Several synagogues, including Temples Aliyah, Ramat Zion, Judea, Kol Tikvah, Congregation Or Ami, Shomrei Torah Synagogue and Valley Beth Shalom and the Jewish Federation Valley Alliance gathered for the event in Woodland Hills.
At the Ford on Friday, the concert followed the structure of a Shabbat service. Taubman and co. led, and the crowd participated in, the various traditions, prayers and blessings of Shabbat, including a pre-service Kiddush, the welcoming of the Shabbat bride and musical renditions of the shema, amidah and aleinu. Many in the crowd arrived early and dined on food and wine at the Ford’s patio areas, and many drank at their seats.
“Just like the shul I grew up in, right?” Feinstein joked. Throughout the evening, Taubman and his and Feinstein switched off taking the reins. Feinstein told stories and jokes and asked audience to forget about the daily struggles of the Los Angeles workweek, to let go of their inner kvetch and to enjoy the wine, the company and the unusual setting and finally, to embrace Shabbat.
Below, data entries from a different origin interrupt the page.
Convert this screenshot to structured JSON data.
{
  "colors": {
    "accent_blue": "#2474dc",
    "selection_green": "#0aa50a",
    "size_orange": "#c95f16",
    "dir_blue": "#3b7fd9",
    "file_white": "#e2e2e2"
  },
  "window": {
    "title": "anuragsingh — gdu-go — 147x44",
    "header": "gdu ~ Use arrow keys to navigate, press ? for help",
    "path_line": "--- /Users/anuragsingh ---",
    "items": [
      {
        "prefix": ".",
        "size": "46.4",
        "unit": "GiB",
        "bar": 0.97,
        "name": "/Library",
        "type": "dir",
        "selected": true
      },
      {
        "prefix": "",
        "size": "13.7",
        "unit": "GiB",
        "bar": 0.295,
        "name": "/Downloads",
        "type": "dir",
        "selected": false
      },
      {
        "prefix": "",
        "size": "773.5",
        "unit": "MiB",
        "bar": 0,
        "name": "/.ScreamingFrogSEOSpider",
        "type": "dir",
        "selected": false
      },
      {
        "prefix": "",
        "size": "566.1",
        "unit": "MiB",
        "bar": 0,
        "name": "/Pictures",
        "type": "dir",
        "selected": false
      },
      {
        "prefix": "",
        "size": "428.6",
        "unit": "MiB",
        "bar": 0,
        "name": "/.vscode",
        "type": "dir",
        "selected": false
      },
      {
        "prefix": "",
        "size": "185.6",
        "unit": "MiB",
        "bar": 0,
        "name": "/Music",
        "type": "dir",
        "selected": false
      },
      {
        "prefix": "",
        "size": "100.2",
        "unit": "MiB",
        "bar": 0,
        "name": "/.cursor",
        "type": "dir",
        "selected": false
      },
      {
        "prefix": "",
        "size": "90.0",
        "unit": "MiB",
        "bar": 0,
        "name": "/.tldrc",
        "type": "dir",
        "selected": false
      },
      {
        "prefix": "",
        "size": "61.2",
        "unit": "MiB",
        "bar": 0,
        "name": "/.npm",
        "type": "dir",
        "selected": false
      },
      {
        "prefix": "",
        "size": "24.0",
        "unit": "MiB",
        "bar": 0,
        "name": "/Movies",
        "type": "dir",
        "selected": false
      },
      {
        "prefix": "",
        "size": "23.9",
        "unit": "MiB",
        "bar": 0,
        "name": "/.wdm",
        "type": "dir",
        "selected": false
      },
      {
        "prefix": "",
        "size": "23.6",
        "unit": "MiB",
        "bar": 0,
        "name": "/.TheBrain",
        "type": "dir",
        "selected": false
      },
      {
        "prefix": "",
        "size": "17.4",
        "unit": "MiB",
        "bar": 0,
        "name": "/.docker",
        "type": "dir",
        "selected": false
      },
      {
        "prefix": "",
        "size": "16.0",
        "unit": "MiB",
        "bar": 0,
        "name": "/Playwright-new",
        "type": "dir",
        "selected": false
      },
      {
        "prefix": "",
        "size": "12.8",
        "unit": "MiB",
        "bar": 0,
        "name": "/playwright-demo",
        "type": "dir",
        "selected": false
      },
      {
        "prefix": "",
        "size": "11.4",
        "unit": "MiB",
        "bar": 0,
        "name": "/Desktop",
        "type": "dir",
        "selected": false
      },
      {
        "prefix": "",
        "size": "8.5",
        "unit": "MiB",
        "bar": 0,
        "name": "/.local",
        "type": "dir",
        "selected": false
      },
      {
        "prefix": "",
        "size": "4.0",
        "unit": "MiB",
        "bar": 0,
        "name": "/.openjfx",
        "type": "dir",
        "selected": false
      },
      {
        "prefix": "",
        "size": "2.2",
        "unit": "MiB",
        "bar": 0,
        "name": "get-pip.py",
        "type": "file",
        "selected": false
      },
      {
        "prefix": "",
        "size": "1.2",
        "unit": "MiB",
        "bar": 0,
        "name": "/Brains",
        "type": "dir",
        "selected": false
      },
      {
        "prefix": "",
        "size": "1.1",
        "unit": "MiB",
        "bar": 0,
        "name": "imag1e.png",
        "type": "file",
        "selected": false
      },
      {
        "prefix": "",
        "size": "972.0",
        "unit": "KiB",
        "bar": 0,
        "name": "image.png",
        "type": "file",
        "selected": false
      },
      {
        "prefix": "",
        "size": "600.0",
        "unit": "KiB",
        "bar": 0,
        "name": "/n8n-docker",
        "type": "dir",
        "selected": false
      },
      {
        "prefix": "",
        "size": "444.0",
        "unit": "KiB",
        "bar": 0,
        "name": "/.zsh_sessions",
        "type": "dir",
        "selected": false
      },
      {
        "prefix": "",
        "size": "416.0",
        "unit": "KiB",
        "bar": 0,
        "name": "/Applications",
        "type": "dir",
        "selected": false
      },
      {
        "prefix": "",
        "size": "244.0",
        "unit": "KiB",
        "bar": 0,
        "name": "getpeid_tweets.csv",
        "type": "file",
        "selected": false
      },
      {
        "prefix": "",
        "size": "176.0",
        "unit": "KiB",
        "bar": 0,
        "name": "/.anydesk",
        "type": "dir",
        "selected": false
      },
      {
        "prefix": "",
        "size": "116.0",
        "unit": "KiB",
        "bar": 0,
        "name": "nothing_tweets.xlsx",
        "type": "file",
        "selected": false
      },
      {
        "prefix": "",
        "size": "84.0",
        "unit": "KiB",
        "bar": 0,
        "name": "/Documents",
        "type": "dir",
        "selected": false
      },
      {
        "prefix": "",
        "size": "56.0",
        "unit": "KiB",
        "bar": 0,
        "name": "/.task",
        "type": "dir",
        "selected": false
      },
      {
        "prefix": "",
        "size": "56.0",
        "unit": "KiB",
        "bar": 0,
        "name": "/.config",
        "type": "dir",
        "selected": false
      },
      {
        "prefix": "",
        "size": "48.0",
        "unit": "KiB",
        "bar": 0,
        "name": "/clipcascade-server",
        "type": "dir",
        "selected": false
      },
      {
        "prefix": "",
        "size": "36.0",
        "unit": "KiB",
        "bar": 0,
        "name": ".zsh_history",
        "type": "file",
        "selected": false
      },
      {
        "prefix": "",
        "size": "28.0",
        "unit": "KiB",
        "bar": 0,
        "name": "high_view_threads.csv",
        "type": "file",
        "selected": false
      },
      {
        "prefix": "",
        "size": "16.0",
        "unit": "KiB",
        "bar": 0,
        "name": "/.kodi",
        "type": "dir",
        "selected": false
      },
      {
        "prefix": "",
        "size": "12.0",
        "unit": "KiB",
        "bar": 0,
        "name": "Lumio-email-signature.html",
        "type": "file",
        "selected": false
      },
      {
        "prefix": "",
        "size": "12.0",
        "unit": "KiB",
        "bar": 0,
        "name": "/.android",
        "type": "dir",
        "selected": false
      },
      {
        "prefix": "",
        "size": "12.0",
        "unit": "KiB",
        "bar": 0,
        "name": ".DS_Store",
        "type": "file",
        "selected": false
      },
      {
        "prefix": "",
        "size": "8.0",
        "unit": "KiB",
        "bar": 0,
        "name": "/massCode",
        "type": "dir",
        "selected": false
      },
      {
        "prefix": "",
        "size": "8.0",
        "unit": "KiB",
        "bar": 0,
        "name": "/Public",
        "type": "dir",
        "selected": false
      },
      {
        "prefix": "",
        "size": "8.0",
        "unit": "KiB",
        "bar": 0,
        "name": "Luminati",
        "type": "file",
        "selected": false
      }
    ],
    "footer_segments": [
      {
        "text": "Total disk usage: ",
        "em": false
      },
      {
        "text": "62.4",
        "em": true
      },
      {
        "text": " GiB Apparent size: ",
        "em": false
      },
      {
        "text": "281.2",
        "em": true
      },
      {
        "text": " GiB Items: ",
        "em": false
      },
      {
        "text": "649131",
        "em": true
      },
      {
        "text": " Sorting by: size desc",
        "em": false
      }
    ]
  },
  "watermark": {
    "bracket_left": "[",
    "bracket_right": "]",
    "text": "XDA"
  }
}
“You’re in the Ford-freaking-amphitheater on a Friday night!” he said.
August 7, 2012 | 1:17 pm
Posted by Ryan Torok
In the wake of Sunday’s shooting in a Sikh temple in Wisconsin that left six dead and three more wounded, over 2,000 people have submitted e-notes expressing solidarity for Wisconsin’s Sikh community, including “Sikhs, Muslims, Jews, Protestants, Catholics, Buddhists, Unitarian Universalists, atheists, and agnostics,” according to Groundswell, a multi-faith social action movement that is coordinating the letter-writing campaign.
Spotlighting Groundswell’s efforts, Rabbi Sharon Brous, spiritual leader of progressive Jewish community IKAR, is calling on people to participate in Groundswell’s campaign by sending in notes of “condolences and blessings for healing,” directing people to Groundswell’s website.
A third generation Sikh American and the author of an Aug. 6 CNN op-ed about the shooting, Kaur is delivering the notes in person when she visits Wisconsin this week.
In the message posted to IKAR’s site, Brous also condemns the “reckless proliferation of guns in this country, which make it absurdly easy for mass shootings to take place,” including the recent Aurora, Colorado shooting. She refers to Kaur as a “friend” and an “exceptionally talented young woman.” Kaur’s 2008 documentary, “Divided We Fall,” documented Kaur’s travels across the country as she discovered stories related to post-9/11 racism and hate crimes.
In calling attention to this past weekend’s tragedy, Brous joins several other local and national organizations that have issued statements of outrage at the actions of the alleged shooter—Wade Page, an army veteran with ties to the white supremacist movement, whom police officers shot dead on the scene – including the Board of Rabbis of Southern California; the Los Angeles Council of Religious Leaders and Bend the Arc, a Jewish Partnership for Justice.